NOD mice is a model for autoimmune type I diabetes. When infected with S.mansoni or exposed to SEA, these mice do not develop diabetes (2).  To try to elucidate the mechanism, Zaccone et al (3) examined the effect of SEA on Foxp3+ Treg levels. Now, Treg cells are very important for controlling the immune response (hence the name Treg-regulatory T cells). One of the most important roles of these cells is establishing self-tolerance. Any failure of self tolerance would potentially lead to the development of autoimmunity. What has been observed is that injection of SEA to NOD mice increases the population of CD4+Foxp3+T cells in the pancreas. SEA generates Foxp3+ T cells from naïve CD4 T cells in a TGF-b dependent fashion. This effect was shown to happen directly and indirectly (by upregulation of CLR on dendritic cells), which suggests a synergistic response. Specific CLR upregulated by SEA include galectins 1 and 3, SIGN-R1 and DEC-205. Moreover, SEA is capable to alternatively activate macrophages (4), consistent with the effect of other helminths (5). Depletion of CD25+ T cells from splenocytes of SEA-treated NOD mice restored their ability to transfer diabetes to recipient animals, supporting the role of Treg in diabetes prevention in SEA-treated NOD mice. In contrast, depletion of CD25+ T cells from splenocytes of serum worm antigen (SWA)-treated NOD mice did not restore the ability to transfer diabetes to recipient NOD mice. This suggests that SEA and SWA protect against diabetes by different mechanisms, and that protection from SEA is mediated primarily by Tregs.
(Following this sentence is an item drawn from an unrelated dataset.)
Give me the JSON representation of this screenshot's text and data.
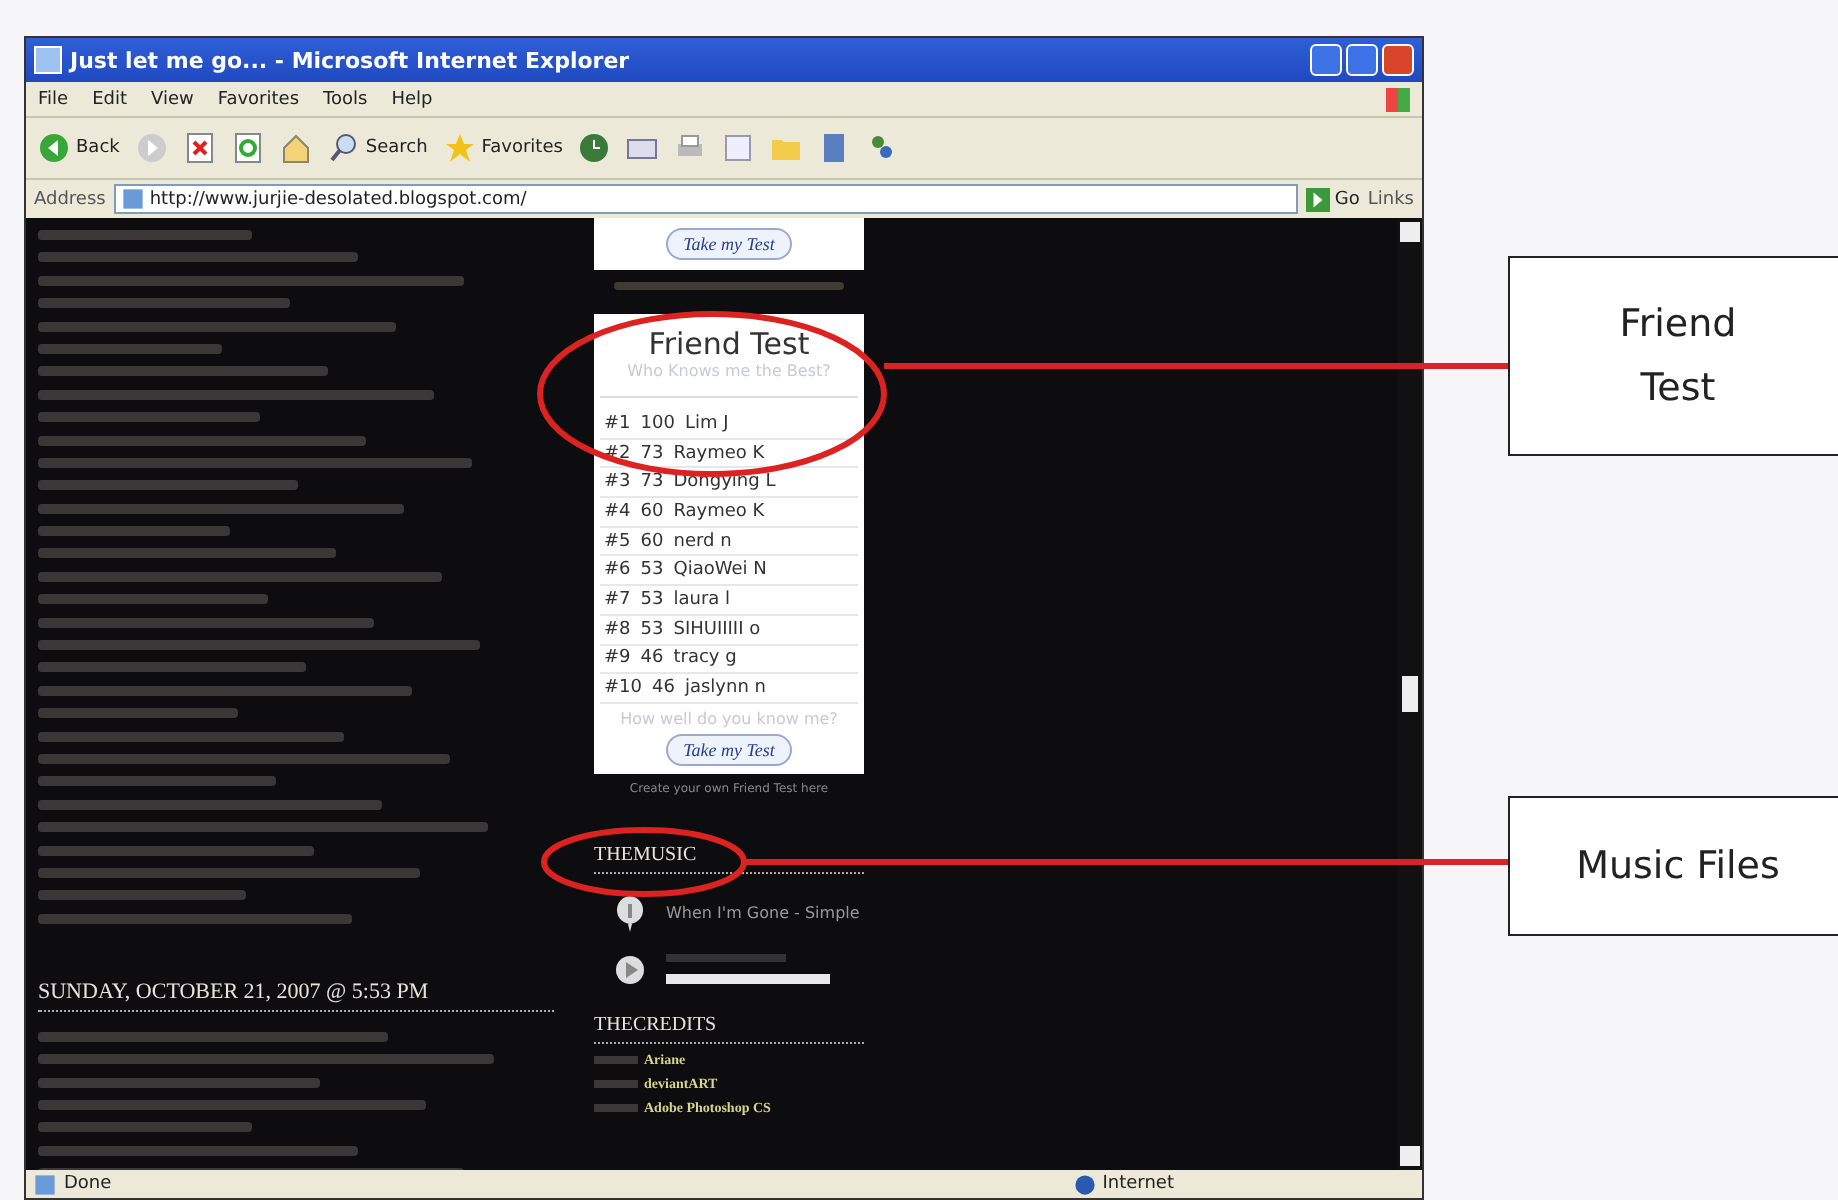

The protective effect of S.mansoni on other Th-1 type autoimmune diseases has also been observed. For instance, helminth infection seems to protect against the course of multiple sclerosis (MS) (6). Although this study did not correlate infection with S.mansoni and the severity of MS exclusively, animal models of experimental autoimmune encephalitis (EAE) (an animal model for MS) infected with S.mansoni exhibit reduced levels of proinflammatory cytokines and CNS inflammation (7, 8). Exposure to S.mansoni eggs and/or infection also protects mice from TBNS-induced colitis (animal model for Chron's disease) (910), collagen-induced arthritis (animal model for rheumatoid arthritis) (11), Grave's disease (12), and allergic diseases (13, 14). This challenges the Th1/Th2 dichotomy and suggests that there are other mechanisms by which S.mansoni modulates the immune system. 

The rise in inflammatory and autoimmune conditions may not only have a nutritional basis. Lack of exposure to some essential parasites for the development of the immune system by adoption of extreme hygiene practices during early infancy may increase the risk of allergic and autoimmune diseases. A healthy lifestyle should not only include avoiding industrialized foods, but also being exposed to different pathogens which help shape our immune system. 

ResearchBlogging.orgZaccone P, Burton O, Miller N, Jones FM, Dunne DW, & Cooke A (2009). Schistosoma mansoni egg antigens induce Treg that participate in diabetes prevention in NOD mice. European journal of immunology, 39 (4), 1098-107 PMID: 19291704